Observe the plot and identify the frequency at which the actual response starts to deviate significantly from the desired or flat response. This deviation may be indicated by a change in slope, a noticeable dip or rise in magnitude, or a sudden phase shift.
The frequency at which the deviation occurs is considered the knee frequency for the system under analysis.
The exact method for determining the knee frequency can vary depending on the system, circuit, or filter being analyzed. Simulation tools, frequency response measurements, or mathematical analysis techniques can be used, depending on the complexity and availability of resources.
Knee Frequency’s Role in Test and Measurement
In the context of test and measurement, the knee frequency is an important parameter that helps determine the bandwidth and frequency range for accurate and meaningful measurements.
When performing measurements on electronic systems, oscilloscopes, spectrum analyzers, and network analyzers are often used. These instruments have specific frequency ranges or bandwidths within which they can accurately measure and analyze signals.
The knee frequency helps determine the upper limit of the frequency range that needs to be considered during measurements. It indicates the frequency at which the behavior of the tested system starts to deviate significantly or where the measurement instrument's performance may degrade.
For example, when selecting an oscilloscope for high-frequency measurements, the instrument's bandwidth needs to be higher than the knee frequency of the system being tested. Otherwise, the measurements may suffer signal distortion or attenuation, leading to inaccurate results.
Similarly, when using a spectrum or network analyzer, the instrument's frequency range should cover the frequency span up to the knee frequency of the system or the range of interest to ensure accurate measurements and analysis.
By considering the knee frequency, test and measurement engineers can select appropriate instruments with the bandwidth or frequency range to capture and analyze the desired signals accurately.
Ensure Effective Propagation of High-Speed Signals in PCB Design
Knowing the knee frequency in PCB design helps ensure that high-speed signals propagate with minimal degradation and that the PCB meets the required signal integrity specifications.
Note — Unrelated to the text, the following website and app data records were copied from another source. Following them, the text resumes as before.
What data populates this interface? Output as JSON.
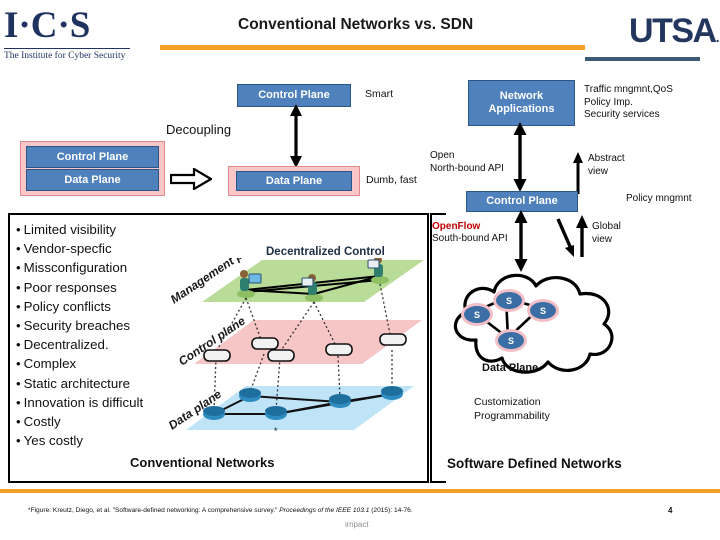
{
  "header": {
    "ics_logo_text": "I·C·S",
    "ics_tagline": "The Institute for Cyber Security",
    "title": "Conventional Networks vs. SDN",
    "utsa_logo_text": "UTSA",
    "utsa_logo_dot": ".",
    "accent_color": "#f5a127",
    "brand_navy": "#22365e"
  },
  "decoupling": {
    "control_plane_label": "Control Plane",
    "data_plane_label": "Data Plane",
    "smart_label": "Smart",
    "dumb_fast_label": "Dumb, fast",
    "decoupling_label": "Decoupling",
    "stack_control_plane": "Control Plane",
    "stack_data_plane": "Data Plane"
  },
  "conventional": {
    "panel_title": "Conventional Networks",
    "decentralized_label": "Decentralized Control",
    "bullets": [
      "Limited visibility",
      "Vendor-specfic",
      "Missconfiguration",
      "Poor responses",
      "Policy conflicts",
      "Security breaches",
      "Decentralized.",
      "Complex",
      "Static architecture",
      "Innovation is difficult",
      "Costly",
      "Yes costly"
    ],
    "planes": [
      {
        "name": "Management plane",
        "color": "#b9dd98"
      },
      {
        "name": "Control plane",
        "color": "#f6c5c5"
      },
      {
        "name": "Data plane",
        "color": "#bfe3f7"
      }
    ]
  },
  "sdn": {
    "panel_title": "Software Defined Networks",
    "network_applications_label": "Network\nApplications",
    "app_services": [
      "Traffic mngmnt,QoS",
      "Policy Imp.",
      "Security services"
    ],
    "northbound_api": [
      "Open",
      "North-bound API"
    ],
    "abstract_view": [
      "Abstract",
      "view"
    ],
    "control_plane_label": "Control Plane",
    "policy_mngmnt_label": "Policy mngmnt",
    "openflow_label": "OpenFlow",
    "openflow_color": "#c00000",
    "southbound_api": "South-bound API",
    "global_view": [
      "Global",
      "view"
    ],
    "cloud_data_plane_label": "Data Plane",
    "switch_label": "S",
    "switch_count": 4,
    "customization": [
      "Customization",
      "Programmability"
    ]
  },
  "footer": {
    "footnote_prefix": "*Figure: Kreutz, Diego, et al. \"Software-defined networking: A comprehensive survey.\" ",
    "footnote_italic": "Proceedings of the IEEE 103.1",
    "footnote_suffix": " (2015): 14-76.",
    "impact_text": "impact",
    "slide_number": "4"
  }
}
It assists in determining appropriate routing, termination, and material choices to optimize the performance of high-frequency signals on the PCB.
Leading electronics providers rely on Cadence products to optimize power, space, and energy needs for a wide variety of market applications. To learn more about our innovative solutions, talk to our team of experts or subscribe to our YouTube channel.